Activity:
Reproduce the listing that follows so that each line matches the original exactly.

START Extracted information

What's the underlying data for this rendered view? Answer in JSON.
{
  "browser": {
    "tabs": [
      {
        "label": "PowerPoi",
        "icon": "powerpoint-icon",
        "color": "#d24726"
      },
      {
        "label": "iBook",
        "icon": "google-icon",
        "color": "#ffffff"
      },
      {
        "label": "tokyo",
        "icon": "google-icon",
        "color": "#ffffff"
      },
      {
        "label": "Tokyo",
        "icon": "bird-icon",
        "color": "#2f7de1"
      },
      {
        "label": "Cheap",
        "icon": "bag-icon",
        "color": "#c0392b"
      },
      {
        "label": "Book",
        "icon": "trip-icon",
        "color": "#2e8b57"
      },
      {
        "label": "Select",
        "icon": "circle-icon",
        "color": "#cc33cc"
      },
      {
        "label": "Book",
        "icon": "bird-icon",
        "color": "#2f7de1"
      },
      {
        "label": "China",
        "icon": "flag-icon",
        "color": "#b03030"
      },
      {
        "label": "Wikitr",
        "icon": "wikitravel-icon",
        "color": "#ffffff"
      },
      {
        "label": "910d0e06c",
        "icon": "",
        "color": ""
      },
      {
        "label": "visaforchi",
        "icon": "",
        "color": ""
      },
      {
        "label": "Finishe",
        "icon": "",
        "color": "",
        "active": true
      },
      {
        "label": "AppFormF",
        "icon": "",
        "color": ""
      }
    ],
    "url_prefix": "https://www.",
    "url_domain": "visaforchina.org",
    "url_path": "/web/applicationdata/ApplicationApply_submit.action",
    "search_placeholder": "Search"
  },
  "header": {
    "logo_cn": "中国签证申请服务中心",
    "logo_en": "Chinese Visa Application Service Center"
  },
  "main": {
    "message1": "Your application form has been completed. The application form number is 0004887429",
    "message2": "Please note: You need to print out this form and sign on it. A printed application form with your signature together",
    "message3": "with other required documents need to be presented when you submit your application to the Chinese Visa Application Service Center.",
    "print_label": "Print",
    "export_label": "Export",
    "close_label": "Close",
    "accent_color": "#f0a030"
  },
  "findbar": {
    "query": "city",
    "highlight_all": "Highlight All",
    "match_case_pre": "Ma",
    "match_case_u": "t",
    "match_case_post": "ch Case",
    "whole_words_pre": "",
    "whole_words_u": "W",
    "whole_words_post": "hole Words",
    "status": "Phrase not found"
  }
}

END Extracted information

Reply to the task:
What's the underlying data for this rendered view? Answer in JSON.
{
  "browser": {
    "tabs": [
      {
        "label": "PowerPoi",
        "icon": "powerpoint-icon",
        "color": "#d24726"
      },
      {
        "label": "iBook",
        "icon": "google-icon",
        "color": "#ffffff"
      },
      {
        "label": "tokyo",
        "icon": "google-icon",
        "color": "#ffffff"
      },
      {
        "label": "Tokyo",
        "icon": "bird-icon",
        "color": "#2f7de1"
      },
      {
        "label": "Cheap",
        "icon": "bag-icon",
        "color": "#c0392b"
      },
      {
        "label": "Book",
        "icon": "trip-icon",
        "color": "#2e8b57"
      },
      {
        "label": "Select",
        "icon": "circle-icon",
        "color": "#cc33cc"
      },
      {
        "label": "Book",
        "icon": "bird-icon",
        "color": "#2f7de1"
      },
      {
        "label": "China",
        "icon": "flag-icon",
        "color": "#b03030"
      },
      {
        "label": "Wikitr",
        "icon": "wikitravel-icon",
        "color": "#ffffff"
      },
      {
        "label": "910d0e06c",
        "icon": "",
        "color": ""
      },
      {
        "label": "visaforchi",
        "icon": "",
        "color": ""
      },
      {
        "label": "Finishe",
        "icon": "",
        "color": "",
        "active": true
      },
      {
        "label": "AppFormF",
        "icon": "",
        "color": ""
      }
    ],
    "url_prefix": "https://www.",
    "url_domain": "visaforchina.org",
    "url_path": "/web/applicationdata/ApplicationApply_submit.action",
    "search_placeholder": "Search"
  },
  "header": {
    "logo_cn": "中国签证申请服务中心",
    "logo_en": "Chinese Visa Application Service Center"
  },
  "main": {
    "message1": "Your application form has been completed. The application form number is 0004887429",
    "message2": "Please note: You need to print out this form and sign on it. A printed application form with your signature together",
    "message3": "with other required documents need to be presented when you submit your application to the Chinese Visa Application Service Center.",
    "print_label": "Print",
    "export_label": "Export",
    "close_label": "Close",
    "accent_color": "#f0a030"
  },
  "findbar": {
    "query": "city",
    "highlight_all": "Highlight All",
    "match_case_pre": "Ma",
    "match_case_u": "t",
    "match_case_post": "ch Case",
    "whole_words_pre": "",
    "whole_words_u": "W",
    "whole_words_post": "hole Words",
    "status": "Phrase not found"
  }
}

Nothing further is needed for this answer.